> **YOUR GOAL**: Please state the number of lines in the material below that contain "Template", with no other words.

========================

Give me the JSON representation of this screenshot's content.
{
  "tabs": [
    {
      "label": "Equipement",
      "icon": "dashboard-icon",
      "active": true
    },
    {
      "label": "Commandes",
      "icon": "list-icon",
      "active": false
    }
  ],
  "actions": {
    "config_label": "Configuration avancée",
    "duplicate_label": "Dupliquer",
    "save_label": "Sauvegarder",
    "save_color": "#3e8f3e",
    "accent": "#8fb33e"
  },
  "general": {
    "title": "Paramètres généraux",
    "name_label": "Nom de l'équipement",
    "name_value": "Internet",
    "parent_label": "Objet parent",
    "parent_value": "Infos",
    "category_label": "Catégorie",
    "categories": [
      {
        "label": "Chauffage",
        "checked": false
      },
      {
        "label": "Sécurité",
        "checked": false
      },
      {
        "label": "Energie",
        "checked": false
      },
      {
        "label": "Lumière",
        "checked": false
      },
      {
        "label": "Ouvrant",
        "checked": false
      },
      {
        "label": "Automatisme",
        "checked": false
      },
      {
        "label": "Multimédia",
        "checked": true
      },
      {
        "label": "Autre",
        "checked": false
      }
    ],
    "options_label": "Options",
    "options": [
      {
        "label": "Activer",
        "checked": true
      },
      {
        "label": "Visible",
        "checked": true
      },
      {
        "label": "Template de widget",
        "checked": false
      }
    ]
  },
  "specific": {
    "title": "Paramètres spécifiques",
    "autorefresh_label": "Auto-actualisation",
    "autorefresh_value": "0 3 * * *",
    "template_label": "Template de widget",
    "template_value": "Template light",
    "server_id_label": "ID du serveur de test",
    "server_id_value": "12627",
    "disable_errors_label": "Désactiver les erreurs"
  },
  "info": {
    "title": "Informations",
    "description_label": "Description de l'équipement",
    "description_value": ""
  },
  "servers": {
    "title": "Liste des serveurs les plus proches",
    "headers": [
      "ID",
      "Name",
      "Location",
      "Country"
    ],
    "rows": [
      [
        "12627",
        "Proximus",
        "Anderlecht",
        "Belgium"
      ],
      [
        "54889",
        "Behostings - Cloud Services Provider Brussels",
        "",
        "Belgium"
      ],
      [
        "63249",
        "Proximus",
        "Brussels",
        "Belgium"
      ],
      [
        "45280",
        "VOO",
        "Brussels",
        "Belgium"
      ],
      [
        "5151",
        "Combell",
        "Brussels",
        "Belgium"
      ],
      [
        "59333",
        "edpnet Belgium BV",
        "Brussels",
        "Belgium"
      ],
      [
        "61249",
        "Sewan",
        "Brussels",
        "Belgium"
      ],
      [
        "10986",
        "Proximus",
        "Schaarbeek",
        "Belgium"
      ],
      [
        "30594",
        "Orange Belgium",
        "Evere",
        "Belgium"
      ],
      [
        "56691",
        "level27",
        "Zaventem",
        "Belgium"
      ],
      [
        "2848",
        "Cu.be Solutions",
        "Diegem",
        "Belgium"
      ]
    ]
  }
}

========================

> **REPLY TO THE EXERCISE**: 3